Another suggestion from me would be to consider creating foreign key / unique / check constraints if they don't already exist. I initially do this in a local copy of the DB, as I find that it can really help when developing an understanding of the database and testing your assumptions about what links to what. You may even find a heap of orphaned data in the process (or that you have misunderstood something - it can at least be a discussion starter with the business). You mention the built in diagramming tools - these are much more useful if you have all the foreign keys in place. It can also assist in locating 'obsolete' objects - although I would agree with everyone advising caution on this.

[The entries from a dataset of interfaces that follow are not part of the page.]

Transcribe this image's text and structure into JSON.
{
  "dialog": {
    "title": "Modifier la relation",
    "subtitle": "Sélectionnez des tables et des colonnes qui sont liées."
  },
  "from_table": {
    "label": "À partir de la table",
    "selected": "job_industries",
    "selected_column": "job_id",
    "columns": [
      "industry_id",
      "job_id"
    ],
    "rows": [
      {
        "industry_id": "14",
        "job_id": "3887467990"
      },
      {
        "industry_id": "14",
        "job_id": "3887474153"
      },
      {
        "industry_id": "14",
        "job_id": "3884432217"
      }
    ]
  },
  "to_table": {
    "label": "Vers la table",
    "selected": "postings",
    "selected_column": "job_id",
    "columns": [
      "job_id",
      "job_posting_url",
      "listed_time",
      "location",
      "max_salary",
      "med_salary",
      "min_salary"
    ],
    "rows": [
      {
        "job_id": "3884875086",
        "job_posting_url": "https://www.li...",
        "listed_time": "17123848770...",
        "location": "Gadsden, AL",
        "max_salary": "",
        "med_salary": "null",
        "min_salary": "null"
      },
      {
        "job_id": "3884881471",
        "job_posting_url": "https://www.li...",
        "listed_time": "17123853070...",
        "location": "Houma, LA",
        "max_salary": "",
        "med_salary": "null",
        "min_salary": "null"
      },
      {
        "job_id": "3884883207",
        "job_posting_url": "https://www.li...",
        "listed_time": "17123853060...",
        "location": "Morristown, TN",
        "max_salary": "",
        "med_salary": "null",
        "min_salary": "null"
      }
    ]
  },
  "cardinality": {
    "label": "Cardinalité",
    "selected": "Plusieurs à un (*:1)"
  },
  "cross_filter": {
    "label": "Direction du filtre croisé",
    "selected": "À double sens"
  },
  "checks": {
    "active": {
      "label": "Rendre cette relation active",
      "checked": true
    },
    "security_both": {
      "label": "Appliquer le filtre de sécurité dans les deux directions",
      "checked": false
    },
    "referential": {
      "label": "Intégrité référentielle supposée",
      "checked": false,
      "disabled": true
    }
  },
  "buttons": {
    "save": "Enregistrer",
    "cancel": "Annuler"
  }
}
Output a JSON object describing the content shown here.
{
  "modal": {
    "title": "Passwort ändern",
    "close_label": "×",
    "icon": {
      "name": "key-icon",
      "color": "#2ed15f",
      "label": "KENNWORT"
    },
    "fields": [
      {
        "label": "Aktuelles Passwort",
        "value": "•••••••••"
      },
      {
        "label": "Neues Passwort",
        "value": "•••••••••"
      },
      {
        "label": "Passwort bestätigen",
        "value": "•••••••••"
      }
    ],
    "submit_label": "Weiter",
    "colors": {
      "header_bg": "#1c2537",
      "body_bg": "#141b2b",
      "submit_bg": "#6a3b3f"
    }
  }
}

After you have created a dev/test environment, creating any missing constraints as part of a bug fix release may help to discover bugs that would otherwise be difficult to find.
It would also be a good idea to review indexes / statistics in the database to make sure that they are appropriate (duplicate/ unused/ missing etc). I like to try and rename indexes and constraints to a consistent naming standard - this can be helpful if you get SQL exceptions while testing, and can help to identify duplicate indexes etc. You should obviously check for things like index hints in stored procs and views etc before you do this.
I also try to run the sp_refreshsqlmodule (http://msdn.microsoft.com/en-us/library/bb326754.aspx
) on all the stored procs, UDFs, views, triggers etc. in the database. In older versions of SQL server (SQL 2005) this will update the dependency information in sys.sql_dependencies. Even in the current version it will pick up if stored procs refer to columns that don't exist in existing tables (except if in dynamic SQL). It can also make sure that any user defined types used as parameters are referencing the correct types.
Another useful check is for dynamic sql using EXEC - can you modify to avoid SQL injection...